With the number of space missions—both manned and unmanned—accelerating without an end in sight, the need for effective and intelligent approaches to space rocket technology has become more important than ever.
Leading the way in the past decade has been efforts to refine the technology behind ion thrusters, the preferred method of propulsion for missions due to their overall more efficient use of both electrical power and fuel.
The latest development in this area comes with the recent round of testing carried out by the European Space Agency (ESA) on an air-breathing electrical thruster (the category name alone deserves its own credit).
Scientists involved in the project have reported not only a successful round of testing, but express enthusiasm about the future applications of the air-breathing thruster.

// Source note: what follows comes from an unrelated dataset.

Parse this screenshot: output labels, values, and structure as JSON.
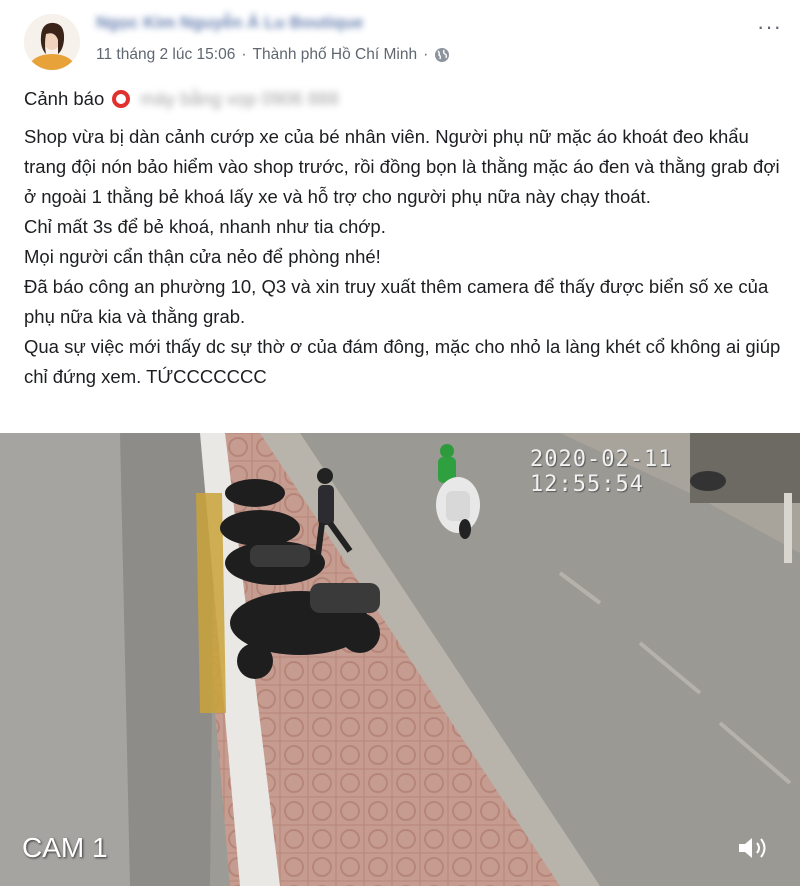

ESA has identified the Gravity field and steady-state Ocean Circulation Explorer (GOCE), an Earth explorer mission which was first launched in 2009, as an ideal candidate for the thruster. The advantage cited by the team for thrusters of this kind is their ability to collect air molecules existing on both Earth and Mars which could be used as a propellant, and at the same time dramatically reduce the amounts of air resistance. In other words, they can help fly longer, and at lower levels during missions:
“Providing atmospheric drag compensation without the use of carry-on propellant, this kind of electric propulsion would let satellites orbit at very low altitudes around Earth for very long operational time,” shared ESA-based scientist Louis Walpot.
“This project began with a novel design to scoop up air molecules as propellant from the top of Earth’s atmosphere at around 200 km altitude with a typical speed of 7.8 km/s.” The team reported that due to the added 40kg of weight from the xenon used in the existing thruster that GOCE had only been able to fly as low as 250 km.
The test was conducted inside of a simulator belonging to Italy-based SITAEL, with the goal being to measure the levels of compressed air generated by the thruster, and more specifically, the effects of gradually introducing air molecules to the thruster.
“When the xenon-based blue color of the engine plume changed to purple, we knew we’d succeeded.”
By all indications, this thruster seems to have laid the foundation for countless future space missions:
“This result means air-breathing electric propulsion is no longer simply a theory but a tangible, working concept, ready to be developed, to serve one day as the basis of a new class of missions.”
With the end of the manned space flight era ushered in by NASA in 2010 with the end of its space shuttle program, missions like GOCE and others which appeared around the same time are being directed towards the ambitious task of securing commercial space travel, pushing the boundaries of man’s interactions with space to new levels.